# [Provided records]
= Beginning of Section =
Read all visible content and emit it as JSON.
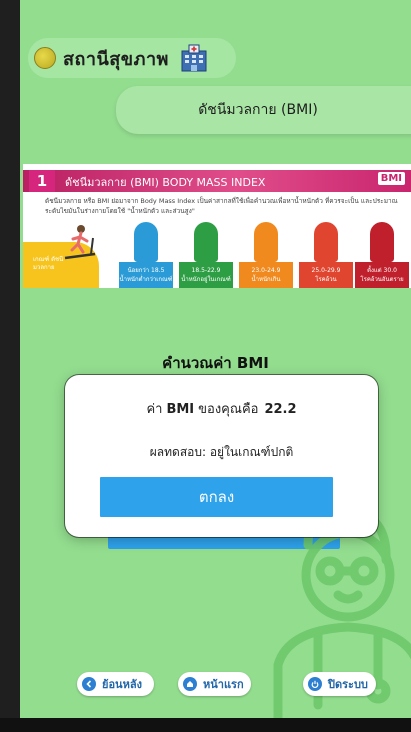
{
  "header": {
    "title": "สถานีสุขภาพ",
    "icon": "hospital-building-icon"
  },
  "subtitle": "ดัชนีมวลกาย (BMI)",
  "banner": {
    "number": "1",
    "title": "ดัชนีมวลกาย (BMI) BODY MASS INDEX",
    "badge": "BMI",
    "description": "ดัชนีมวลกาย หรือ BMI ย่อมาจาก Body Mass Index เป็นค่าสากลที่ใช้เพื่อคำนวณเพื่อหาน้ำหนักตัว ที่ควรจะเป็น และประมาณระดับไขมันในร่างกายโดยใช้ \"น้ำหนักตัว และส่วนสูง\"",
    "standard_label": "เกณฑ์ ดัชนีมวลกาย",
    "categories": [
      {
        "range": "น้อยกว่า 18.5",
        "label": "น้ำหนักต่ำกว่าเกณฑ์",
        "color": "#2a9bd6"
      },
      {
        "range": "18.5-22.9",
        "label": "น้ำหนักอยู่ในเกณฑ์",
        "color": "#2e9e45"
      },
      {
        "range": "23.0-24.9",
        "label": "น้ำหนักเกิน",
        "color": "#f08a1e"
      },
      {
        "range": "25.0-29.9",
        "label": "โรคอ้วน",
        "color": "#e0452f"
      },
      {
        "range": "ตั้งแต่ 30.0",
        "label": "โรคอ้วนอันตราย",
        "color": "#c01f2c"
      }
    ]
  },
  "calc_heading": "คำนวณค่า  BMI",
  "dialog": {
    "prefix": "ค่า",
    "bmi_label": "BMI",
    "middle": "ของคุณคือ",
    "bmi_value": "22.2",
    "result": "ผลทดสอบ: อยู่ในเกณฑ์ปกติ",
    "ok_label": "ตกลง"
  },
  "nav": {
    "back": "ย้อนหลัง",
    "home": "หน้าแรก",
    "close": "ปิดระบบ"
  },
  "colors": {
    "background": "#93dd8f",
    "accent": "#2ea2ea",
    "nav_text": "#2166a8"
  }
}
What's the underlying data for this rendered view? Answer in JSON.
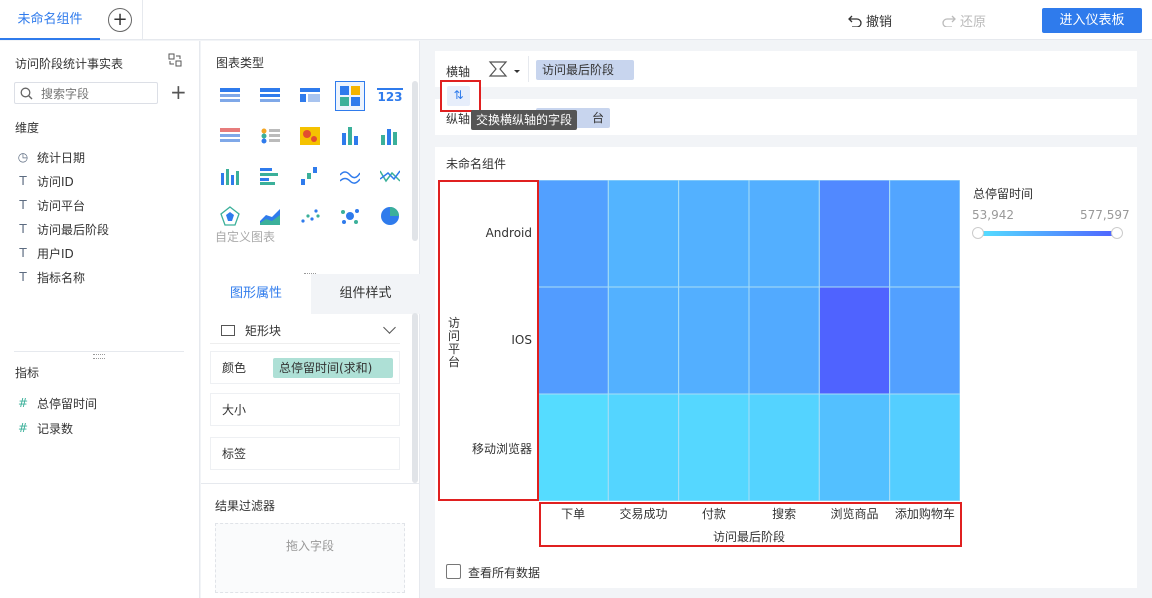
{
  "topbar": {
    "tab_label": "未命名组件",
    "undo_label": "撤销",
    "redo_label": "还原",
    "enter_label": "进入仪表板"
  },
  "left": {
    "table_title": "访问阶段统计事实表",
    "search_placeholder": "搜索字段",
    "dimension_title": "维度",
    "dimensions": [
      {
        "icon": "clock-icon",
        "label": "统计日期"
      },
      {
        "icon": "text-icon",
        "label": "访问ID"
      },
      {
        "icon": "text-icon",
        "label": "访问平台"
      },
      {
        "icon": "text-icon",
        "label": "访问最后阶段"
      },
      {
        "icon": "text-icon",
        "label": "用户ID"
      },
      {
        "icon": "text-icon",
        "label": "指标名称"
      }
    ],
    "measure_title": "指标",
    "measures": [
      {
        "icon": "number-icon",
        "label": "总停留时间"
      },
      {
        "icon": "number-icon",
        "label": "记录数"
      }
    ]
  },
  "middle": {
    "chart_type_title": "图表类型",
    "custom_chart_label": "自定义图表",
    "tab_shape": "图形属性",
    "tab_style": "组件样式",
    "shape_value": "矩形块",
    "color_label": "颜色",
    "color_field": "总停留时间(求和)",
    "size_label": "大小",
    "tag_label": "标签",
    "filter_title": "结果过滤器",
    "filter_drop": "拖入字段"
  },
  "axes": {
    "x_label": "横轴",
    "x_field": "访问最后阶段",
    "y_label": "纵轴",
    "y_field_visible": "台",
    "swap_tooltip": "交换横纵轴的字段"
  },
  "colors": {
    "accent": "#2f7bec",
    "red_highlight": "#e02020"
  },
  "chart_data": {
    "type": "heatmap",
    "title": "未命名组件",
    "xlabel": "访问最后阶段",
    "ylabel": "访问平台",
    "x": [
      "下单",
      "交易成功",
      "付款",
      "搜索",
      "浏览商品",
      "添加购物车"
    ],
    "y": [
      "Android",
      "IOS",
      "移动浏览器"
    ],
    "values": [
      [
        320000,
        240000,
        250000,
        260000,
        420000,
        300000
      ],
      [
        340000,
        250000,
        260000,
        280000,
        577597,
        320000
      ],
      [
        70000,
        100000,
        90000,
        110000,
        190000,
        130000
      ]
    ],
    "legend_title": "总停留时间",
    "legend_min": "53,942",
    "legend_max": "577,597",
    "color_range": [
      "#55e0ff",
      "#4f63ff"
    ]
  },
  "footer": {
    "view_all_label": "查看所有数据"
  }
}
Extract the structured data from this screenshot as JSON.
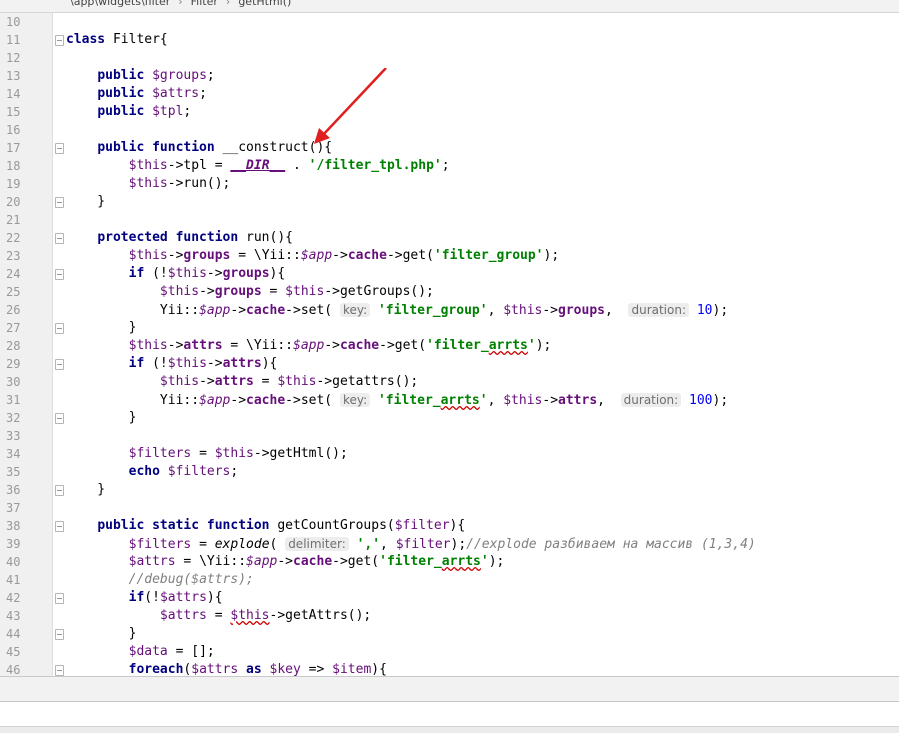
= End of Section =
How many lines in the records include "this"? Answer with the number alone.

2